### Task requirements
Make an exact copy of the whole listing, but leave its pictures out.

### Source information
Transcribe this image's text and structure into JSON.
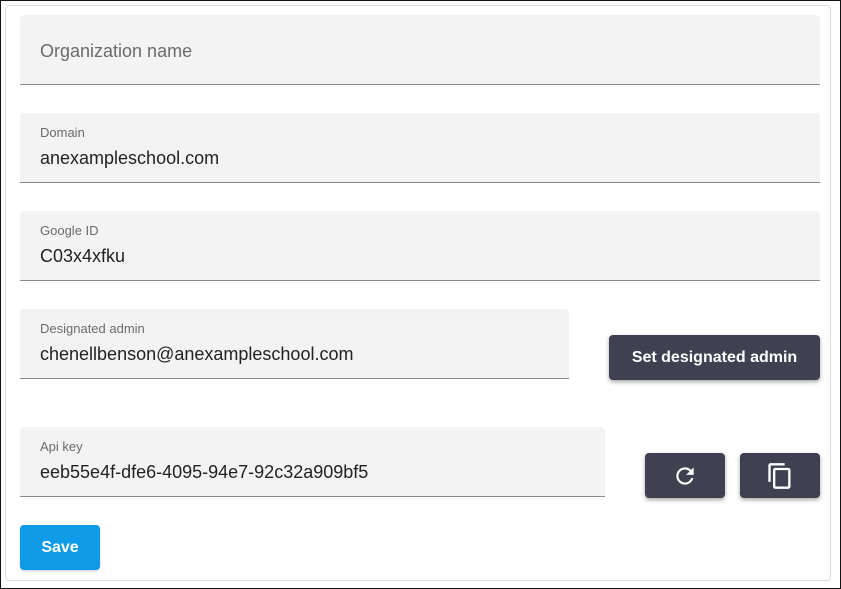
{
  "form": {
    "organization_name": {
      "placeholder": "Organization name",
      "value": ""
    },
    "domain": {
      "label": "Domain",
      "value": "anexampleschool.com"
    },
    "google_id": {
      "label": "Google ID",
      "value": "C03x4xfku"
    },
    "designated_admin": {
      "label": "Designated admin",
      "value": "chenellbenson@anexampleschool.com"
    },
    "api_key": {
      "label": "Api key",
      "value": "eeb55e4f-dfe6-4095-94e7-92c32a909bf5"
    }
  },
  "buttons": {
    "set_designated_admin": "Set designated admin",
    "save": "Save",
    "regenerate_icon": "refresh-icon",
    "copy_icon": "copy-icon"
  },
  "colors": {
    "primary": "#0f9be8",
    "secondary_button": "#3f4150",
    "field_bg": "#f3f3f3"
  }
}
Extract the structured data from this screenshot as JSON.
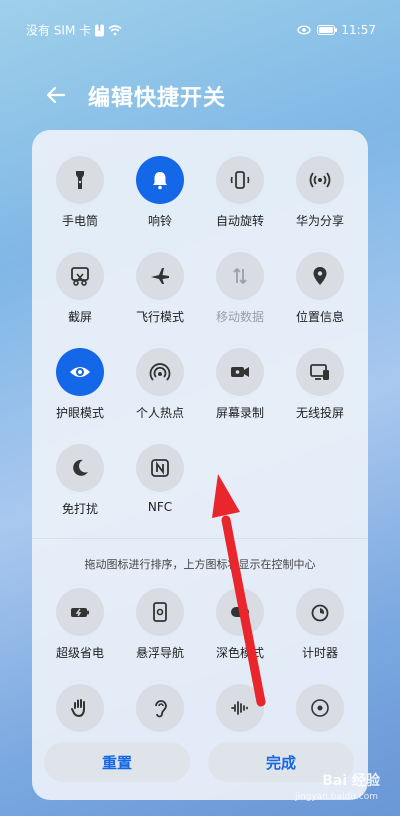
{
  "status": {
    "sim_text": "没有 SIM 卡",
    "time": "11:57"
  },
  "header": {
    "title": "编辑快捷开关"
  },
  "tiles": [
    {
      "label": "手电筒",
      "icon": "flashlight-icon",
      "active": false
    },
    {
      "label": "响铃",
      "icon": "bell-icon",
      "active": true
    },
    {
      "label": "自动旋转",
      "icon": "rotate-icon",
      "active": false
    },
    {
      "label": "华为分享",
      "icon": "share-icon",
      "active": false
    },
    {
      "label": "截屏",
      "icon": "screenshot-icon",
      "active": false
    },
    {
      "label": "飞行模式",
      "icon": "airplane-icon",
      "active": false
    },
    {
      "label": "移动数据",
      "icon": "mobile-data-icon",
      "active": false,
      "dim": true
    },
    {
      "label": "位置信息",
      "icon": "location-icon",
      "active": false
    },
    {
      "label": "护眼模式",
      "icon": "eye-icon",
      "active": true
    },
    {
      "label": "个人热点",
      "icon": "hotspot-icon",
      "active": false
    },
    {
      "label": "屏幕录制",
      "icon": "screen-record-icon",
      "active": false
    },
    {
      "label": "无线投屏",
      "icon": "wireless-projection-icon",
      "active": false
    },
    {
      "label": "免打扰",
      "icon": "moon-icon",
      "active": false
    },
    {
      "label": "NFC",
      "icon": "nfc-icon",
      "active": false
    }
  ],
  "hint": "拖动图标进行排序，上方图标将显示在控制中心",
  "more_tiles": [
    {
      "label": "超级省电",
      "icon": "power-saving-icon"
    },
    {
      "label": "悬浮导航",
      "icon": "floating-nav-icon"
    },
    {
      "label": "深色模式",
      "icon": "dark-mode-icon"
    },
    {
      "label": "计时器",
      "icon": "timer-icon"
    },
    {
      "label": "",
      "icon": "hand-icon"
    },
    {
      "label": "",
      "icon": "hearing-icon"
    },
    {
      "label": "",
      "icon": "sound-wave-icon"
    },
    {
      "label": "",
      "icon": "navigation-dot-icon"
    }
  ],
  "buttons": {
    "reset": "重置",
    "done": "完成"
  },
  "watermark": {
    "text": "Bai 经验",
    "sub": "jingyan.baidu.com"
  },
  "colors": {
    "accent": "#1467e6",
    "tile_bg": "#d9dde3",
    "arrow": "#e8262b"
  }
}
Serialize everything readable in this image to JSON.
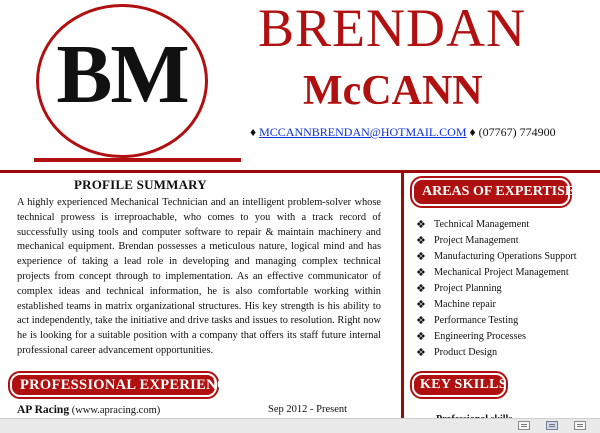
{
  "header": {
    "monogram": "BM",
    "first_name": "BRENDAN",
    "last_name": "McCANN",
    "contact": {
      "bullet": "♦",
      "email": "MCCANNBRENDAN@HOTMAIL.COM",
      "phone": "(07767) 774900"
    }
  },
  "profile": {
    "title": "PROFILE SUMMARY",
    "text": "A highly experienced Mechanical Technician and an intelligent problem-solver whose technical prowess is irreproachable, who comes to you with a track record of successfully using tools and computer software to repair & maintain machinery and mechanical equipment. Brendan possesses a meticulous nature, logical mind and has experience of taking a lead role in developing and managing complex technical projects from concept through to implementation. As an effective communicator of complex ideas and technical information, he is also comfortable working within established teams in matrix organizational structures. His key strength is his ability to act independently, take the initiative and drive tasks and issues to resolution. Right now he is looking for a suitable position with a company that offers its staff future internal professional career advancement opportunities."
  },
  "sections": {
    "areas_title": "AREAS OF EXPERTISE",
    "experience_title": "PROFESSIONAL EXPERIENCE",
    "skills_title": "KEY SKILLS"
  },
  "expertise": {
    "bullet": "❖",
    "items": [
      "Technical Management",
      "Project Management",
      "Manufacturing Operations Support",
      "Mechanical Project Management",
      "Project Planning",
      "Machine repair",
      "Performance Testing",
      "Engineering Processes",
      "Product Design"
    ]
  },
  "experience": {
    "company": "AP Racing",
    "website": "(www.apracing.com)",
    "dates": "Sep 2012 - Present"
  },
  "skills_partial": "Professional skills",
  "colors": {
    "accent": "#b01010",
    "bar": "#9a0b0b",
    "link": "#0b2fd6"
  },
  "status_icons": [
    "read-mode-icon",
    "print-layout-icon",
    "web-layout-icon"
  ]
}
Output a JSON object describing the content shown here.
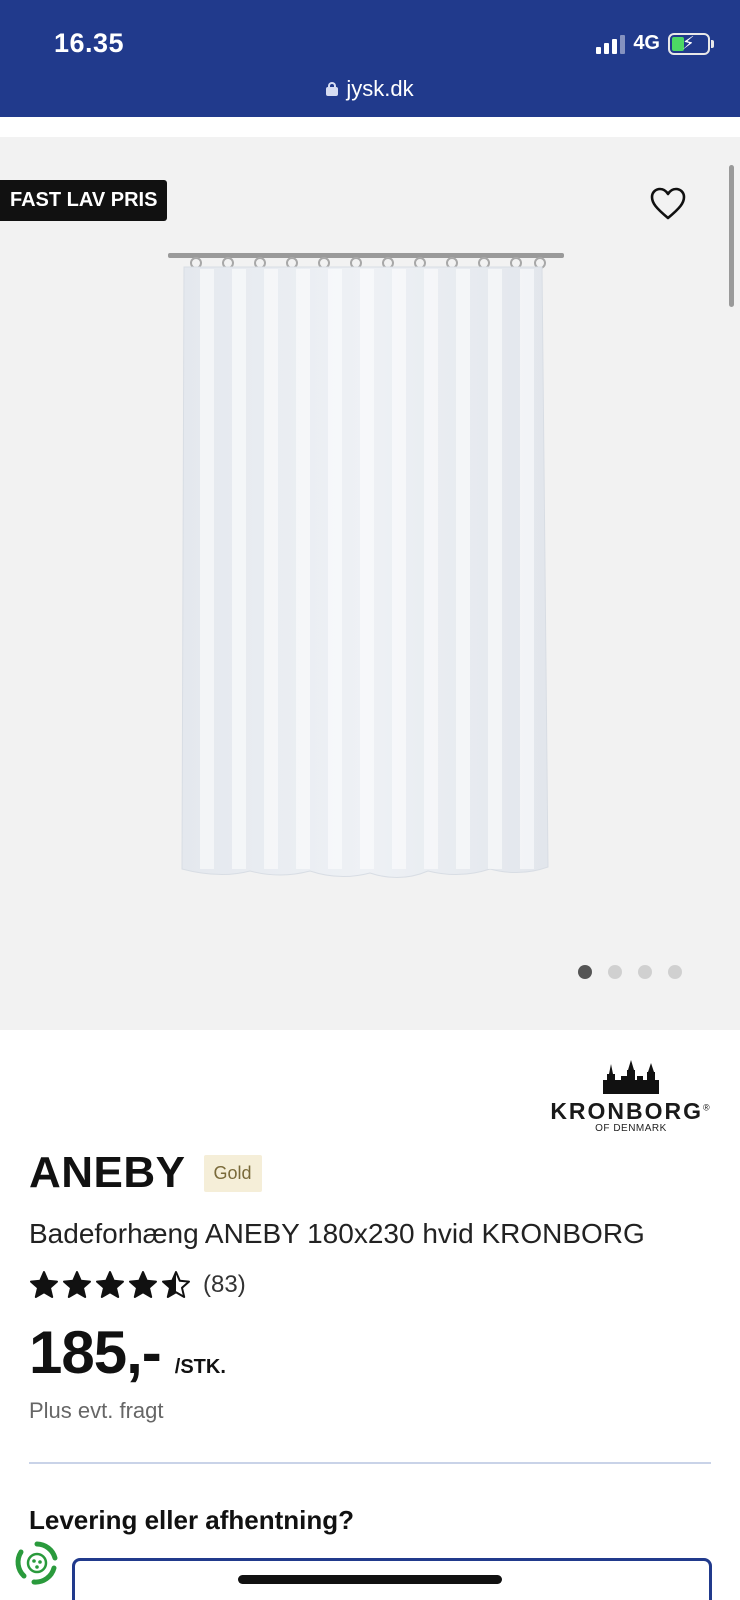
{
  "status_bar": {
    "time": "16.35",
    "network": "4G"
  },
  "browser": {
    "url": "jysk.dk"
  },
  "gallery": {
    "badge": "FAST LAV PRIS",
    "image_count": 4,
    "active_image": 1
  },
  "brand": {
    "name": "KRONBORG",
    "registered_mark": "®",
    "subline": "OF DENMARK"
  },
  "product": {
    "title": "ANEBY",
    "tier": "Gold",
    "description": "Badeforhæng ANEBY 180x230 hvid KRONBORG",
    "rating": 4.5,
    "rating_max": 5,
    "review_count": "(83)",
    "price": "185,-",
    "unit": "/STK.",
    "shipping_note": "Plus evt. fragt"
  },
  "delivery": {
    "heading": "Levering eller afhentning?"
  },
  "colors": {
    "header_blue": "#213a8c",
    "badge_black": "#111111",
    "gallery_bg": "#f2f2f2",
    "tier_bg": "#f5eed8",
    "recycle_green": "#2a9a3c"
  }
}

### Written answer
Transcribe this image's text and structure into JSON.
{
  "form": {
    "organization_name": {
      "placeholder": "Organization name",
      "value": ""
    },
    "domain": {
      "label": "Domain",
      "value": "anexampleschool.com"
    },
    "google_id": {
      "label": "Google ID",
      "value": "C03x4xfku"
    },
    "designated_admin": {
      "label": "Designated admin",
      "value": "chenellbenson@anexampleschool.com"
    },
    "api_key": {
      "label": "Api key",
      "value": "eeb55e4f-dfe6-4095-94e7-92c32a909bf5"
    }
  },
  "buttons": {
    "set_designated_admin": "Set designated admin",
    "save": "Save",
    "regenerate_icon": "refresh-icon",
    "copy_icon": "copy-icon"
  },
  "colors": {
    "primary": "#0f9be8",
    "secondary_button": "#3f4150",
    "field_bg": "#f3f3f3"
  }
}
Extract the structured data from this screenshot as JSON.
{
  "status": {
    "sim_text": "没有 SIM 卡",
    "time": "11:57"
  },
  "header": {
    "title": "编辑快捷开关"
  },
  "tiles": [
    {
      "label": "手电筒",
      "icon": "flashlight-icon",
      "active": false
    },
    {
      "label": "响铃",
      "icon": "bell-icon",
      "active": true
    },
    {
      "label": "自动旋转",
      "icon": "rotate-icon",
      "active": false
    },
    {
      "label": "华为分享",
      "icon": "share-icon",
      "active": false
    },
    {
      "label": "截屏",
      "icon": "screenshot-icon",
      "active": false
    },
    {
      "label": "飞行模式",
      "icon": "airplane-icon",
      "active": false
    },
    {
      "label": "移动数据",
      "icon": "mobile-data-icon",
      "active": false,
      "dim": true
    },
    {
      "label": "位置信息",
      "icon": "location-icon",
      "active": false
    },
    {
      "label": "护眼模式",
      "icon": "eye-icon",
      "active": true
    },
    {
      "label": "个人热点",
      "icon": "hotspot-icon",
      "active": false
    },
    {
      "label": "屏幕录制",
      "icon": "screen-record-icon",
      "active": false
    },
    {
      "label": "无线投屏",
      "icon": "wireless-projection-icon",
      "active": false
    },
    {
      "label": "免打扰",
      "icon": "moon-icon",
      "active": false
    },
    {
      "label": "NFC",
      "icon": "nfc-icon",
      "active": false
    }
  ],
  "hint": "拖动图标进行排序，上方图标将显示在控制中心",
  "more_tiles": [
    {
      "label": "超级省电",
      "icon": "power-saving-icon"
    },
    {
      "label": "悬浮导航",
      "icon": "floating-nav-icon"
    },
    {
      "label": "深色模式",
      "icon": "dark-mode-icon"
    },
    {
      "label": "计时器",
      "icon": "timer-icon"
    },
    {
      "label": "",
      "icon": "hand-icon"
    },
    {
      "label": "",
      "icon": "hearing-icon"
    },
    {
      "label": "",
      "icon": "sound-wave-icon"
    },
    {
      "label": "",
      "icon": "navigation-dot-icon"
    }
  ],
  "buttons": {
    "reset": "重置",
    "done": "完成"
  },
  "watermark": {
    "text": "Bai 经验",
    "sub": "jingyan.baidu.com"
  },
  "colors": {
    "accent": "#1467e6",
    "tile_bg": "#d9dde3",
    "arrow": "#e8262b"
  }
}
Serialize everything readable in this image to JSON.
{
  "header": {
    "monogram": "BM",
    "first_name": "BRENDAN",
    "last_name": "McCANN",
    "contact": {
      "bullet": "♦",
      "email": "MCCANNBRENDAN@HOTMAIL.COM",
      "phone": "(07767) 774900"
    }
  },
  "profile": {
    "title": "PROFILE SUMMARY",
    "text": "A highly experienced Mechanical Technician and an intelligent problem-solver whose technical prowess is irreproachable, who comes to you with a track record of successfully using tools and computer software to repair & maintain machinery and mechanical equipment. Brendan possesses a meticulous nature, logical mind and has experience of taking a lead role in developing and managing complex technical projects from concept through to implementation. As an effective communicator of complex ideas and technical information, he is also comfortable working within established teams in matrix organizational structures. His key strength is his ability to act independently, take the initiative and drive tasks and issues to resolution. Right now he is looking for a suitable position with a company that offers its staff future internal professional career advancement opportunities."
  },
  "sections": {
    "areas_title": "AREAS OF EXPERTISE",
    "experience_title": "PROFESSIONAL EXPERIENCE",
    "skills_title": "KEY SKILLS"
  },
  "expertise": {
    "bullet": "❖",
    "items": [
      "Technical Management",
      "Project Management",
      "Manufacturing Operations Support",
      "Mechanical Project Management",
      "Project Planning",
      "Machine repair",
      "Performance Testing",
      "Engineering Processes",
      "Product Design"
    ]
  },
  "experience": {
    "company": "AP Racing",
    "website": "(www.apracing.com)",
    "dates": "Sep 2012 - Present"
  },
  "skills_partial": "Professional skills",
  "colors": {
    "accent": "#b01010",
    "bar": "#9a0b0b",
    "link": "#0b2fd6"
  },
  "status_icons": [
    "read-mode-icon",
    "print-layout-icon",
    "web-layout-icon"
  ]
}
Output a JSON object describing the content shown here.
{
  "status_bar": {
    "time": "16.35",
    "network": "4G"
  },
  "browser": {
    "url": "jysk.dk"
  },
  "gallery": {
    "badge": "FAST LAV PRIS",
    "image_count": 4,
    "active_image": 1
  },
  "brand": {
    "name": "KRONBORG",
    "registered_mark": "®",
    "subline": "OF DENMARK"
  },
  "product": {
    "title": "ANEBY",
    "tier": "Gold",
    "description": "Badeforhæng ANEBY 180x230 hvid KRONBORG",
    "rating": 4.5,
    "rating_max": 5,
    "review_count": "(83)",
    "price": "185,-",
    "unit": "/STK.",
    "shipping_note": "Plus evt. fragt"
  },
  "delivery": {
    "heading": "Levering eller afhentning?"
  },
  "colors": {
    "header_blue": "#213a8c",
    "badge_black": "#111111",
    "gallery_bg": "#f2f2f2",
    "tier_bg": "#f5eed8",
    "recycle_green": "#2a9a3c"
  }
}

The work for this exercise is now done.